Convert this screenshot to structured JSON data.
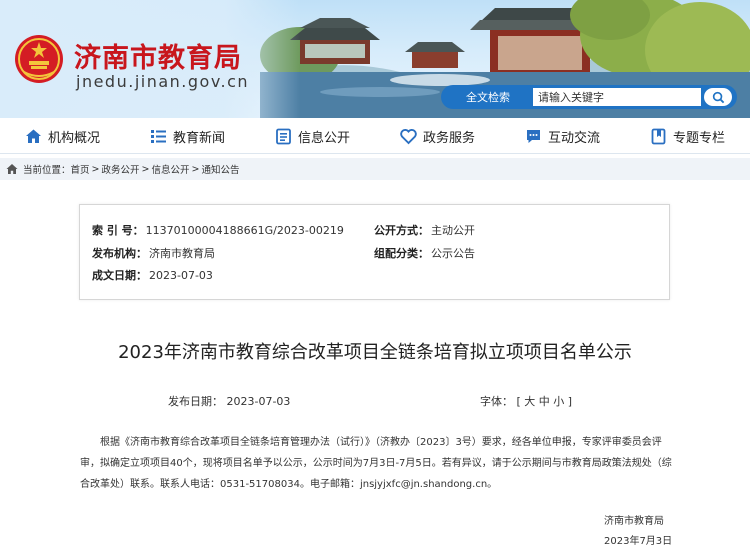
{
  "header": {
    "site_title": "济南市教育局",
    "site_url": "jnedu.jinan.gov.cn",
    "search_label": "全文检索",
    "search_placeholder": "请输入关键字"
  },
  "nav": {
    "items": [
      {
        "label": "机构概况",
        "icon": "home-icon"
      },
      {
        "label": "教育新闻",
        "icon": "list-icon"
      },
      {
        "label": "信息公开",
        "icon": "document-icon"
      },
      {
        "label": "政务服务",
        "icon": "heart-icon"
      },
      {
        "label": "互动交流",
        "icon": "chat-icon"
      },
      {
        "label": "专题专栏",
        "icon": "bookmark-icon"
      }
    ]
  },
  "breadcrumb": {
    "prefix": "当前位置：",
    "items": [
      "首页",
      "政务公开",
      "信息公开",
      "通知公告"
    ]
  },
  "info": {
    "index_key": "索 引 号：",
    "index_val": "11370100004188661G/2023-00219",
    "open_key": "公开方式：",
    "open_val": "主动公开",
    "org_key": "发布机构：",
    "org_val": "济南市教育局",
    "category_key": "组配分类：",
    "category_val": "公示公告",
    "date_key": "成文日期：",
    "date_val": "2023-07-03"
  },
  "doc": {
    "title": "2023年济南市教育综合改革项目全链条培育拟立项项目名单公示",
    "publish_label": "发布日期：",
    "publish_date": "2023-07-03",
    "font_label": "字体：",
    "font_open": "[",
    "font_large": "大",
    "font_medium": "中",
    "font_small": "小",
    "font_close": "]",
    "body_line1": "根据《济南市教育综合改革项目全链条培育管理办法（试行）》（济教办〔2023〕3号）要求，经各单位申报，专家评审",
    "body_line2": "委员会评审，拟确定立项项目40个，现将项目名单予以公示，公示时间为7月3日-7月5日。若有异议，请于公示期间与市教育",
    "body_line3": "局政策法规处（综合改革处）联系。联系人电话：0531-51708034。电子邮箱：jnsjyjxfc@jn.shandong.cn。",
    "sign_org": "济南市教育局",
    "sign_date": "2023年7月3日"
  },
  "colors": {
    "brand_red": "#c8161d",
    "search_blue": "#1f73c4",
    "nav_icon_blue": "#2a6fc1"
  }
}
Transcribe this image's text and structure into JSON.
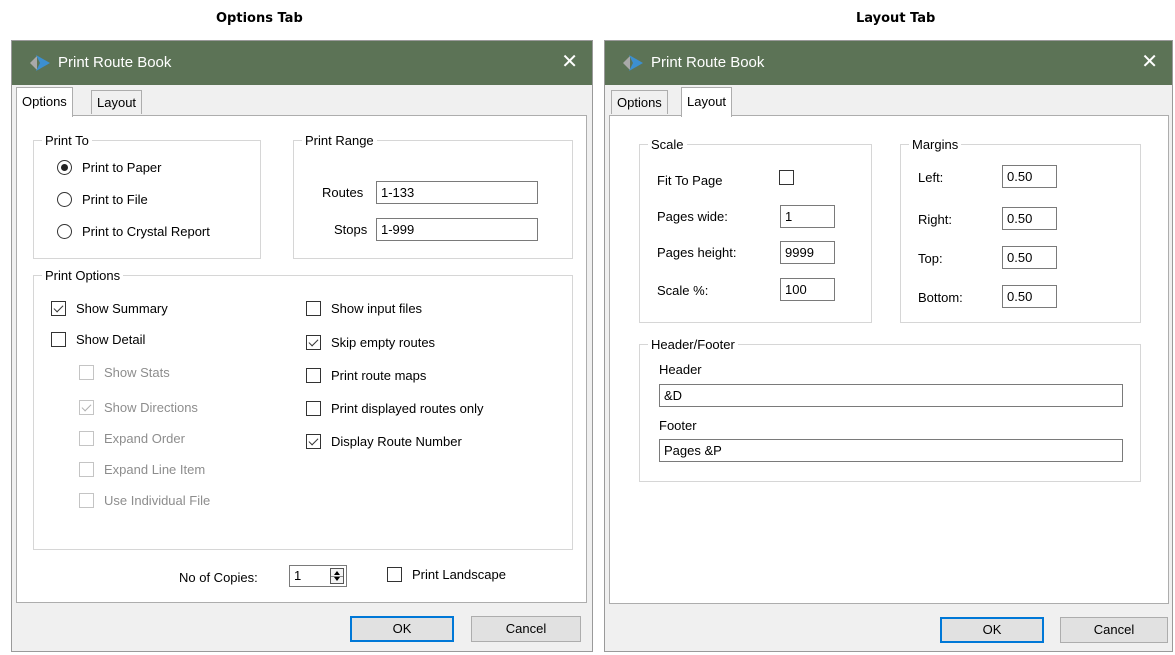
{
  "captions": {
    "left": "Options Tab",
    "right": "Layout Tab"
  },
  "colors": {
    "titlebar": "#5c7356",
    "default_button_border": "#0078d7",
    "logo_blue": "#3c8fd0",
    "logo_gray": "#a9a9a9"
  },
  "options_dialog": {
    "title": "Print Route Book",
    "close_glyph": "✕",
    "tabs": [
      "Options",
      "Layout"
    ],
    "active_tab": "Options",
    "print_to": {
      "legend": "Print To",
      "options": [
        {
          "label": "Print to Paper",
          "selected": true
        },
        {
          "label": "Print to File",
          "selected": false
        },
        {
          "label": "Print to Crystal Report",
          "selected": false
        }
      ]
    },
    "print_range": {
      "legend": "Print Range",
      "routes_label": "Routes",
      "routes_value": "1-133",
      "stops_label": "Stops",
      "stops_value": "1-999"
    },
    "print_options": {
      "legend": "Print Options",
      "left": [
        {
          "label": "Show Summary",
          "checked": true,
          "enabled": true
        },
        {
          "label": "Show Detail",
          "checked": false,
          "enabled": true
        },
        {
          "label": "Show Stats",
          "checked": false,
          "enabled": false
        },
        {
          "label": "Show Directions",
          "checked": true,
          "enabled": false
        },
        {
          "label": "Expand Order",
          "checked": false,
          "enabled": false
        },
        {
          "label": "Expand Line Item",
          "checked": false,
          "enabled": false
        },
        {
          "label": "Use Individual File",
          "checked": false,
          "enabled": false
        }
      ],
      "right": [
        {
          "label": "Show input files",
          "checked": false
        },
        {
          "label": "Skip empty routes",
          "checked": true
        },
        {
          "label": "Print route maps",
          "checked": false
        },
        {
          "label": "Print displayed routes only",
          "checked": false
        },
        {
          "label": "Display Route Number",
          "checked": true
        }
      ]
    },
    "copies_label": "No of Copies:",
    "copies_value": "1",
    "print_landscape": {
      "label": "Print Landscape",
      "checked": false
    },
    "ok_label": "OK",
    "cancel_label": "Cancel"
  },
  "layout_dialog": {
    "title": "Print Route Book",
    "close_glyph": "✕",
    "tabs": [
      "Options",
      "Layout"
    ],
    "active_tab": "Layout",
    "scale": {
      "legend": "Scale",
      "fit_to_page_label": "Fit To Page",
      "fit_to_page_checked": false,
      "pages_wide_label": "Pages wide:",
      "pages_wide_value": "1",
      "pages_height_label": "Pages height:",
      "pages_height_value": "9999",
      "scale_label": "Scale %:",
      "scale_value": "100"
    },
    "margins": {
      "legend": "Margins",
      "left_label": "Left:",
      "left_value": "0.50",
      "right_label": "Right:",
      "right_value": "0.50",
      "top_label": "Top:",
      "top_value": "0.50",
      "bottom_label": "Bottom:",
      "bottom_value": "0.50"
    },
    "header_footer": {
      "legend": "Header/Footer",
      "header_label": "Header",
      "header_value": "&D",
      "footer_label": "Footer",
      "footer_value": "Pages &P"
    },
    "ok_label": "OK",
    "cancel_label": "Cancel"
  }
}
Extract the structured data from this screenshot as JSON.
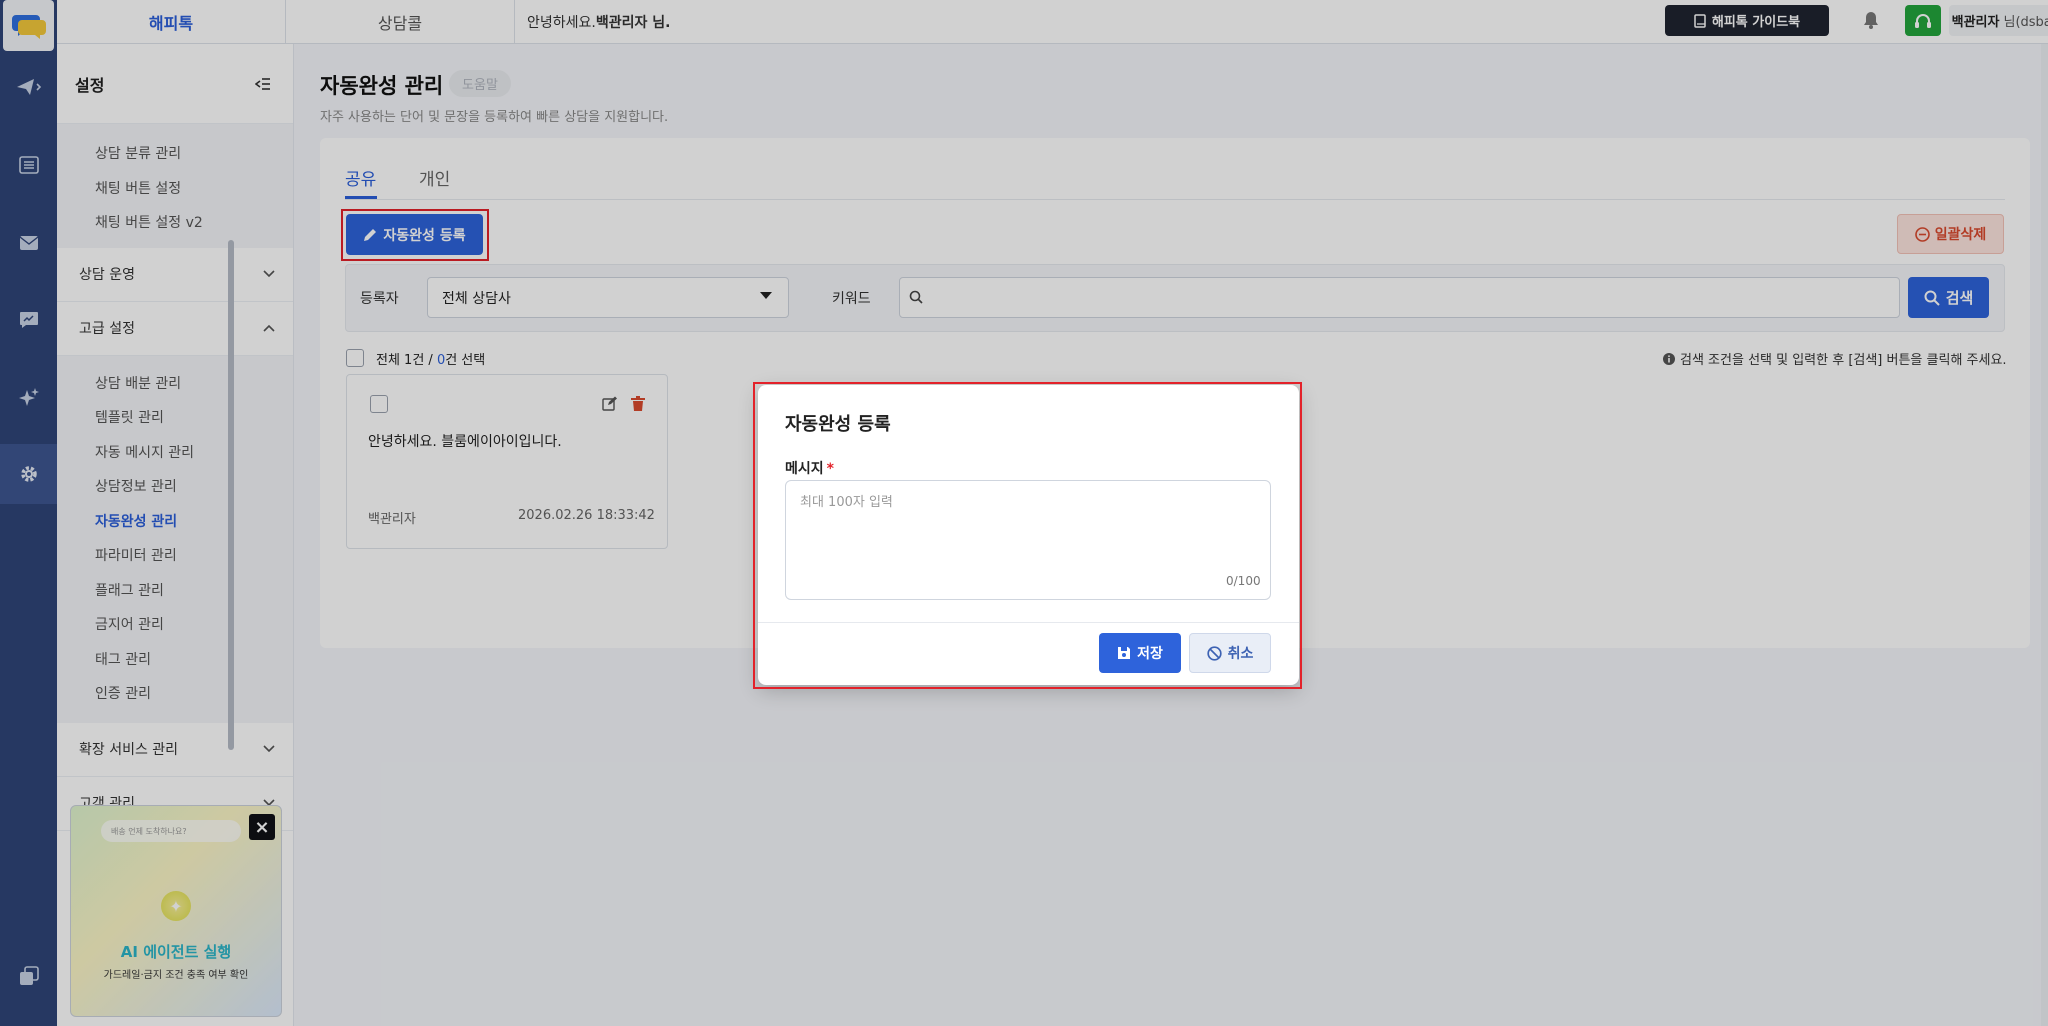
{
  "topbar": {
    "tabs": [
      "해피톡",
      "상담콜"
    ],
    "greeting_prefix": "안녕하세요.",
    "greeting_name": "백관리자 님.",
    "guide_button": "해피톡 가이드북",
    "user_name": "백관리자",
    "user_suffix": "님(dsbaek)"
  },
  "rail": {
    "icons": [
      "send-icon",
      "list-icon",
      "mail-icon",
      "chart-icon",
      "sparkle-icon",
      "settings-icon",
      "copy-icon"
    ]
  },
  "sidebar": {
    "title": "설정",
    "top_items": [
      "상담 분류 관리",
      "채팅 버튼 설정",
      "채팅 버튼 설정 v2"
    ],
    "groups": {
      "operation": "상담 운영",
      "advanced": "고급 설정",
      "extension": "확장 서비스 관리",
      "customer": "고객 관리"
    },
    "advanced_items": [
      "상담 배분 관리",
      "템플릿 관리",
      "자동 메시지 관리",
      "상담정보 관리",
      "자동완성 관리",
      "파라미터 관리",
      "플래그 관리",
      "금지어 관리",
      "태그 관리",
      "인증 관리"
    ],
    "active_item": "자동완성 관리"
  },
  "promo": {
    "mini_text": "배송 언제 도착하나요?",
    "title": "AI 에이전트 실행",
    "subtitle": "가드레일·금지 조건 충족 여부 확인"
  },
  "main": {
    "title": "자동완성 관리",
    "help_badge": "도움말",
    "description": "자주 사용하는 단어 및 문장을 등록하여 빠른 상담을 지원합니다.",
    "tabs": [
      "공유",
      "개인"
    ],
    "active_tab": "공유",
    "register_button": "자동완성 등록",
    "bulk_delete_button": "일괄삭제",
    "filter": {
      "registrant_label": "등록자",
      "registrant_value": "전체 상담사",
      "keyword_label": "키워드",
      "keyword_value": "",
      "search_button": "검색"
    },
    "count": {
      "total_prefix": "전체 1건 / ",
      "selected": "0",
      "selected_suffix": "건 선택"
    },
    "hint": "검색 조건을 선택 및 입력한 후 [검색] 버튼을 클릭해 주세요.",
    "items": [
      {
        "text": "안녕하세요. 블룸에이아이입니다.",
        "author": "백관리자",
        "date": "2026.02.26 18:33:42"
      }
    ]
  },
  "modal": {
    "title": "자동완성 등록",
    "message_label": "메시지",
    "required_mark": "*",
    "placeholder": "최대 100자 입력",
    "counter": "0/100",
    "save_button": "저장",
    "cancel_button": "취소"
  },
  "colors": {
    "accent": "#2e63db",
    "rail": "#2f4578",
    "danger": "#d94a2e",
    "highlight": "#e3222a"
  }
}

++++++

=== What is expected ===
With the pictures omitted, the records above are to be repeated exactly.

=== Result of the exercise ===
Convert this screenshot to structured JSON data.
{
  "header": {
    "site_title": "济南市教育局",
    "site_url": "jnedu.jinan.gov.cn",
    "search_label": "全文检索",
    "search_placeholder": "请输入关键字"
  },
  "nav": {
    "items": [
      {
        "label": "机构概况",
        "icon": "home-icon"
      },
      {
        "label": "教育新闻",
        "icon": "list-icon"
      },
      {
        "label": "信息公开",
        "icon": "document-icon"
      },
      {
        "label": "政务服务",
        "icon": "heart-icon"
      },
      {
        "label": "互动交流",
        "icon": "chat-icon"
      },
      {
        "label": "专题专栏",
        "icon": "bookmark-icon"
      }
    ]
  },
  "breadcrumb": {
    "prefix": "当前位置：",
    "items": [
      "首页",
      "政务公开",
      "信息公开",
      "通知公告"
    ]
  },
  "info": {
    "index_key": "索 引 号：",
    "index_val": "11370100004188661G/2023-00219",
    "open_key": "公开方式：",
    "open_val": "主动公开",
    "org_key": "发布机构：",
    "org_val": "济南市教育局",
    "category_key": "组配分类：",
    "category_val": "公示公告",
    "date_key": "成文日期：",
    "date_val": "2023-07-03"
  },
  "doc": {
    "title": "2023年济南市教育综合改革项目全链条培育拟立项项目名单公示",
    "publish_label": "发布日期：",
    "publish_date": "2023-07-03",
    "font_label": "字体：",
    "font_open": "[",
    "font_large": "大",
    "font_medium": "中",
    "font_small": "小",
    "font_close": "]",
    "body_line1": "根据《济南市教育综合改革项目全链条培育管理办法（试行）》（济教办〔2023〕3号）要求，经各单位申报，专家评审",
    "body_line2": "委员会评审，拟确定立项项目40个，现将项目名单予以公示，公示时间为7月3日-7月5日。若有异议，请于公示期间与市教育",
    "body_line3": "局政策法规处（综合改革处）联系。联系人电话：0531-51708034。电子邮箱：jnsjyjxfc@jn.shandong.cn。",
    "sign_org": "济南市教育局",
    "sign_date": "2023年7月3日"
  },
  "colors": {
    "brand_red": "#c8161d",
    "search_blue": "#1f73c4",
    "nav_icon_blue": "#2a6fc1"
  }
}
Transcribe this image's text and structure into JSON.
{
  "captions": {
    "left": "Options Tab",
    "right": "Layout Tab"
  },
  "colors": {
    "titlebar": "#5c7356",
    "default_button_border": "#0078d7",
    "logo_blue": "#3c8fd0",
    "logo_gray": "#a9a9a9"
  },
  "options_dialog": {
    "title": "Print Route Book",
    "close_glyph": "✕",
    "tabs": [
      "Options",
      "Layout"
    ],
    "active_tab": "Options",
    "print_to": {
      "legend": "Print To",
      "options": [
        {
          "label": "Print to Paper",
          "selected": true
        },
        {
          "label": "Print to File",
          "selected": false
        },
        {
          "label": "Print to Crystal Report",
          "selected": false
        }
      ]
    },
    "print_range": {
      "legend": "Print Range",
      "routes_label": "Routes",
      "routes_value": "1-133",
      "stops_label": "Stops",
      "stops_value": "1-999"
    },
    "print_options": {
      "legend": "Print Options",
      "left": [
        {
          "label": "Show Summary",
          "checked": true,
          "enabled": true
        },
        {
          "label": "Show Detail",
          "checked": false,
          "enabled": true
        },
        {
          "label": "Show Stats",
          "checked": false,
          "enabled": false
        },
        {
          "label": "Show Directions",
          "checked": true,
          "enabled": false
        },
        {
          "label": "Expand Order",
          "checked": false,
          "enabled": false
        },
        {
          "label": "Expand Line Item",
          "checked": false,
          "enabled": false
        },
        {
          "label": "Use Individual File",
          "checked": false,
          "enabled": false
        }
      ],
      "right": [
        {
          "label": "Show input files",
          "checked": false
        },
        {
          "label": "Skip empty routes",
          "checked": true
        },
        {
          "label": "Print route maps",
          "checked": false
        },
        {
          "label": "Print displayed routes only",
          "checked": false
        },
        {
          "label": "Display Route Number",
          "checked": true
        }
      ]
    },
    "copies_label": "No of Copies:",
    "copies_value": "1",
    "print_landscape": {
      "label": "Print Landscape",
      "checked": false
    },
    "ok_label": "OK",
    "cancel_label": "Cancel"
  },
  "layout_dialog": {
    "title": "Print Route Book",
    "close_glyph": "✕",
    "tabs": [
      "Options",
      "Layout"
    ],
    "active_tab": "Layout",
    "scale": {
      "legend": "Scale",
      "fit_to_page_label": "Fit To Page",
      "fit_to_page_checked": false,
      "pages_wide_label": "Pages wide:",
      "pages_wide_value": "1",
      "pages_height_label": "Pages height:",
      "pages_height_value": "9999",
      "scale_label": "Scale %:",
      "scale_value": "100"
    },
    "margins": {
      "legend": "Margins",
      "left_label": "Left:",
      "left_value": "0.50",
      "right_label": "Right:",
      "right_value": "0.50",
      "top_label": "Top:",
      "top_value": "0.50",
      "bottom_label": "Bottom:",
      "bottom_value": "0.50"
    },
    "header_footer": {
      "legend": "Header/Footer",
      "header_label": "Header",
      "header_value": "&D",
      "footer_label": "Footer",
      "footer_value": "Pages &P"
    },
    "ok_label": "OK",
    "cancel_label": "Cancel"
  }
}
Extract the structured data from this screenshot as JSON.
{
  "topbar": {
    "tabs": [
      "해피톡",
      "상담콜"
    ],
    "greeting_prefix": "안녕하세요.",
    "greeting_name": "백관리자 님.",
    "guide_button": "해피톡 가이드북",
    "user_name": "백관리자",
    "user_suffix": "님(dsbaek)"
  },
  "rail": {
    "icons": [
      "send-icon",
      "list-icon",
      "mail-icon",
      "chart-icon",
      "sparkle-icon",
      "settings-icon",
      "copy-icon"
    ]
  },
  "sidebar": {
    "title": "설정",
    "top_items": [
      "상담 분류 관리",
      "채팅 버튼 설정",
      "채팅 버튼 설정 v2"
    ],
    "groups": {
      "operation": "상담 운영",
      "advanced": "고급 설정",
      "extension": "확장 서비스 관리",
      "customer": "고객 관리"
    },
    "advanced_items": [
      "상담 배분 관리",
      "템플릿 관리",
      "자동 메시지 관리",
      "상담정보 관리",
      "자동완성 관리",
      "파라미터 관리",
      "플래그 관리",
      "금지어 관리",
      "태그 관리",
      "인증 관리"
    ],
    "active_item": "자동완성 관리"
  },
  "promo": {
    "mini_text": "배송 언제 도착하나요?",
    "title": "AI 에이전트 실행",
    "subtitle": "가드레일·금지 조건 충족 여부 확인"
  },
  "main": {
    "title": "자동완성 관리",
    "help_badge": "도움말",
    "description": "자주 사용하는 단어 및 문장을 등록하여 빠른 상담을 지원합니다.",
    "tabs": [
      "공유",
      "개인"
    ],
    "active_tab": "공유",
    "register_button": "자동완성 등록",
    "bulk_delete_button": "일괄삭제",
    "filter": {
      "registrant_label": "등록자",
      "registrant_value": "전체 상담사",
      "keyword_label": "키워드",
      "keyword_value": "",
      "search_button": "검색"
    },
    "count": {
      "total_prefix": "전체 1건 / ",
      "selected": "0",
      "selected_suffix": "건 선택"
    },
    "hint": "검색 조건을 선택 및 입력한 후 [검색] 버튼을 클릭해 주세요.",
    "items": [
      {
        "text": "안녕하세요. 블룸에이아이입니다.",
        "author": "백관리자",
        "date": "2026.02.26 18:33:42"
      }
    ]
  },
  "modal": {
    "title": "자동완성 등록",
    "message_label": "메시지",
    "required_mark": "*",
    "placeholder": "최대 100자 입력",
    "counter": "0/100",
    "save_button": "저장",
    "cancel_button": "취소"
  },
  "colors": {
    "accent": "#2e63db",
    "rail": "#2f4578",
    "danger": "#d94a2e",
    "highlight": "#e3222a"
  }
}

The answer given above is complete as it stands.